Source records
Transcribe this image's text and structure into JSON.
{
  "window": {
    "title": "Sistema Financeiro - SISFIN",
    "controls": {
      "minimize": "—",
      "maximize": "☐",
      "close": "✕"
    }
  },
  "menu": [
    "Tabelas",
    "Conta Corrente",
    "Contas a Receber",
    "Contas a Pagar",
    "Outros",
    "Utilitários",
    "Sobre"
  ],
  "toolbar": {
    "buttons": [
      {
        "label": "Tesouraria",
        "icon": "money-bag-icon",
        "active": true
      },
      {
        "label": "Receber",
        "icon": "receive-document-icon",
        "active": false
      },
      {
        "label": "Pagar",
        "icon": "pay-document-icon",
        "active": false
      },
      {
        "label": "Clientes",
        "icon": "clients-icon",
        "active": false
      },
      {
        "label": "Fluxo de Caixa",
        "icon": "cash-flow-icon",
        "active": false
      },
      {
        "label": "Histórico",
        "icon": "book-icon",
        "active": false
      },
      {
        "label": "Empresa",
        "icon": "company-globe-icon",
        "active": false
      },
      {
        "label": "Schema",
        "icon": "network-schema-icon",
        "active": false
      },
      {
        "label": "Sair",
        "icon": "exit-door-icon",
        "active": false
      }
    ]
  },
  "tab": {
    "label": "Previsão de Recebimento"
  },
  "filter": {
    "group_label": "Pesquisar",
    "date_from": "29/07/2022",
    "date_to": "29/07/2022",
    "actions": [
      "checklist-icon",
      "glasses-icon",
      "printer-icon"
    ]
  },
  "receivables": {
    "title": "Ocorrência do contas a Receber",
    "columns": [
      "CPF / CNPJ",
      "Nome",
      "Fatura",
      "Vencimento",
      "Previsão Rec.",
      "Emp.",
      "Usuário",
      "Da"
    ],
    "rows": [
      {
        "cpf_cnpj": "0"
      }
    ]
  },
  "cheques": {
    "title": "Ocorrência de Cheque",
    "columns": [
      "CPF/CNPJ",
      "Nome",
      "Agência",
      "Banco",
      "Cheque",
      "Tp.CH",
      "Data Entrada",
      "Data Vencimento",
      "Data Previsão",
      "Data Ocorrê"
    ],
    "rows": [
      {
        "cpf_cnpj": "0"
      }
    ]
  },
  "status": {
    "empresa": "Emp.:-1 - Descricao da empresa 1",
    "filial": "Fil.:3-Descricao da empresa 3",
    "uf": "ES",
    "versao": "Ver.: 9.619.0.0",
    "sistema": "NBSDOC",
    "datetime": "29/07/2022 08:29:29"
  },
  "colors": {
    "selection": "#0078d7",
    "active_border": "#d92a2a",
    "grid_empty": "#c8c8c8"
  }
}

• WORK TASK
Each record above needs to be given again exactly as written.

• THE COMPLETED TASK
Transcribe this image's text and structure into JSON.
{
  "window": {
    "title": "Sistema Financeiro - SISFIN",
    "controls": {
      "minimize": "—",
      "maximize": "☐",
      "close": "✕"
    }
  },
  "menu": [
    "Tabelas",
    "Conta Corrente",
    "Contas a Receber",
    "Contas a Pagar",
    "Outros",
    "Utilitários",
    "Sobre"
  ],
  "toolbar": {
    "buttons": [
      {
        "label": "Tesouraria",
        "icon": "money-bag-icon",
        "active": true
      },
      {
        "label": "Receber",
        "icon": "receive-document-icon",
        "active": false
      },
      {
        "label": "Pagar",
        "icon": "pay-document-icon",
        "active": false
      },
      {
        "label": "Clientes",
        "icon": "clients-icon",
        "active": false
      },
      {
        "label": "Fluxo de Caixa",
        "icon": "cash-flow-icon",
        "active": false
      },
      {
        "label": "Histórico",
        "icon": "book-icon",
        "active": false
      },
      {
        "label": "Empresa",
        "icon": "company-globe-icon",
        "active": false
      },
      {
        "label": "Schema",
        "icon": "network-schema-icon",
        "active": false
      },
      {
        "label": "Sair",
        "icon": "exit-door-icon",
        "active": false
      }
    ]
  },
  "tab": {
    "label": "Previsão de Recebimento"
  },
  "filter": {
    "group_label": "Pesquisar",
    "date_from": "29/07/2022",
    "date_to": "29/07/2022",
    "actions": [
      "checklist-icon",
      "glasses-icon",
      "printer-icon"
    ]
  },
  "receivables": {
    "title": "Ocorrência do contas a Receber",
    "columns": [
      "CPF / CNPJ",
      "Nome",
      "Fatura",
      "Vencimento",
      "Previsão Rec.",
      "Emp.",
      "Usuário",
      "Da"
    ],
    "rows": [
      {
        "cpf_cnpj": "0"
      }
    ]
  },
  "cheques": {
    "title": "Ocorrência de Cheque",
    "columns": [
      "CPF/CNPJ",
      "Nome",
      "Agência",
      "Banco",
      "Cheque",
      "Tp.CH",
      "Data Entrada",
      "Data Vencimento",
      "Data Previsão",
      "Data Ocorrê"
    ],
    "rows": [
      {
        "cpf_cnpj": "0"
      }
    ]
  },
  "status": {
    "empresa": "Emp.:-1 - Descricao da empresa 1",
    "filial": "Fil.:3-Descricao da empresa 3",
    "uf": "ES",
    "versao": "Ver.: 9.619.0.0",
    "sistema": "NBSDOC",
    "datetime": "29/07/2022 08:29:29"
  },
  "colors": {
    "selection": "#0078d7",
    "active_border": "#d92a2a",
    "grid_empty": "#c8c8c8"
  }
}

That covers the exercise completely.